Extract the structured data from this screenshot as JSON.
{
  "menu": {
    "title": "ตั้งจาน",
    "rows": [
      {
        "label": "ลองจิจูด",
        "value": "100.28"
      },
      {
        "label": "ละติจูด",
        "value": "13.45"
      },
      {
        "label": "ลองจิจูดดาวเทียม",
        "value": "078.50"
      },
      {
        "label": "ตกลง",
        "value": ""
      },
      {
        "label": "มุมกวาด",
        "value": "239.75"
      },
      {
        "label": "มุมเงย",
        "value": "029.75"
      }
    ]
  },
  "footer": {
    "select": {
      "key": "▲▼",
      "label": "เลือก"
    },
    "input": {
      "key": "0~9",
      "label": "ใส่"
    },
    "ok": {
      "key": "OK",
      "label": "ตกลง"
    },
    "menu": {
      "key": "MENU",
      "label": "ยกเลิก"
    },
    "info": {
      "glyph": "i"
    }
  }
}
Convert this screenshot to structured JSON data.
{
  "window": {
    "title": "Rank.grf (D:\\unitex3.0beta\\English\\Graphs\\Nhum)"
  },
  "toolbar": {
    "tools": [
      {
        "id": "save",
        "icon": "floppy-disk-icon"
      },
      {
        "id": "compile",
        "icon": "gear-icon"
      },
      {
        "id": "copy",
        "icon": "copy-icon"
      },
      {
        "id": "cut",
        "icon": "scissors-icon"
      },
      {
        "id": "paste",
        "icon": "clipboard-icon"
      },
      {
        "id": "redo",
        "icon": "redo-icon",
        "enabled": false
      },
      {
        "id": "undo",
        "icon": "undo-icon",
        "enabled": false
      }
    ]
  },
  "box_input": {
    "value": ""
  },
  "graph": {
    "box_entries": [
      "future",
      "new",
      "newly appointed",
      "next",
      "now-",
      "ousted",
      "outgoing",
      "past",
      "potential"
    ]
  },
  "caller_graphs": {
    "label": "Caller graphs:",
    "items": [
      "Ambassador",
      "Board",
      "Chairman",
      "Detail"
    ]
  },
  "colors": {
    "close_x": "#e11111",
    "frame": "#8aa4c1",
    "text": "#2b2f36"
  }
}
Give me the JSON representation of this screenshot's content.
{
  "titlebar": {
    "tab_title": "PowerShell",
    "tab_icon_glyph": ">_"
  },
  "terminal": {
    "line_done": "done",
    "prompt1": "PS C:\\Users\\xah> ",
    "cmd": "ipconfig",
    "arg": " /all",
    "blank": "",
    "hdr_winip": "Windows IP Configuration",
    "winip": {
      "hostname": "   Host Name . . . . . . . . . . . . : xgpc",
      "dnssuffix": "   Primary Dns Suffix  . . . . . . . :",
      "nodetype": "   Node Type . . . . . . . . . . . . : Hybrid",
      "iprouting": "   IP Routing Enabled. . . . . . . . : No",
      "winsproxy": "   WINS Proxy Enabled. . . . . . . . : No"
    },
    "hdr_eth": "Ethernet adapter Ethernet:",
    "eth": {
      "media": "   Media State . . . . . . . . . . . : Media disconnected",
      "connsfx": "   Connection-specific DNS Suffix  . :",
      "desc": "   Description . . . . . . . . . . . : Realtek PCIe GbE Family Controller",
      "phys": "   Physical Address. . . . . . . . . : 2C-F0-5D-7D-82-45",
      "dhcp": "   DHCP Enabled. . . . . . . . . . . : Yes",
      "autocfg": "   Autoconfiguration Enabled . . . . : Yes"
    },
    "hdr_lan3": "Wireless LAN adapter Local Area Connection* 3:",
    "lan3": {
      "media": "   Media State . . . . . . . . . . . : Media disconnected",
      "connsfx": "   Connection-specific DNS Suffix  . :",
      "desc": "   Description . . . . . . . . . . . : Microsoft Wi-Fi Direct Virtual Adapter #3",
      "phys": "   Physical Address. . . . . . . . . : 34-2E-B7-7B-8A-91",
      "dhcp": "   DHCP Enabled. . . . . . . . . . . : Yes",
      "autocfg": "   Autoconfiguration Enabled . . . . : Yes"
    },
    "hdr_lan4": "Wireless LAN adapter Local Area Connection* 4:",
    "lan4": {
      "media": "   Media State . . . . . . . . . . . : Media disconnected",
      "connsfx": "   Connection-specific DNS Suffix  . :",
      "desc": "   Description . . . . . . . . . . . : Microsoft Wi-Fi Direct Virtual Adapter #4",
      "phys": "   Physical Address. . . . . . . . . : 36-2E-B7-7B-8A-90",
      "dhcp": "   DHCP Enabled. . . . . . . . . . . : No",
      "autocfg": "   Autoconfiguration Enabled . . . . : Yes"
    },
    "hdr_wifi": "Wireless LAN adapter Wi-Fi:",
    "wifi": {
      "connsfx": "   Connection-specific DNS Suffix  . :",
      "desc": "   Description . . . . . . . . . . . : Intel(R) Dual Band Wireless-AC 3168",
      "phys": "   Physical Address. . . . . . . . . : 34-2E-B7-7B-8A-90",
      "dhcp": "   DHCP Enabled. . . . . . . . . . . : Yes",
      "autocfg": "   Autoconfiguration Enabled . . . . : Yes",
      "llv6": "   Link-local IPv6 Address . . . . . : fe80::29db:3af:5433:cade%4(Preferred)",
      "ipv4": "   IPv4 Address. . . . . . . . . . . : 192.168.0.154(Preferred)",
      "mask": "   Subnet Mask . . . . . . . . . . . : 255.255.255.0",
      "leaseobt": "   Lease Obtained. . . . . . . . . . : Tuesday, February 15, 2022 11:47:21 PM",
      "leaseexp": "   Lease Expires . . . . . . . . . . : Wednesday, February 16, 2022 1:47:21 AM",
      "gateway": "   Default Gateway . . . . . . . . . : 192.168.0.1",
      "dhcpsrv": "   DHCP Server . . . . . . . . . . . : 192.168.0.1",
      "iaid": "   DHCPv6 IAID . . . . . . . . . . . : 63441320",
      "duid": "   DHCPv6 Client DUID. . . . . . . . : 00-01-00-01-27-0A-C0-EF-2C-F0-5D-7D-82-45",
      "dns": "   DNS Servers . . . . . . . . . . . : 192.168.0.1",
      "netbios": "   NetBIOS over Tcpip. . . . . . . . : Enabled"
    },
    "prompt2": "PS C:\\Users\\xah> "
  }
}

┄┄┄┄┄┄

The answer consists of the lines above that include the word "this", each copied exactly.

Extract the structured data from this screenshot as JSON.
Convert this screenshot to structured JSON data.
Give me the JSON representation of this screenshot's content.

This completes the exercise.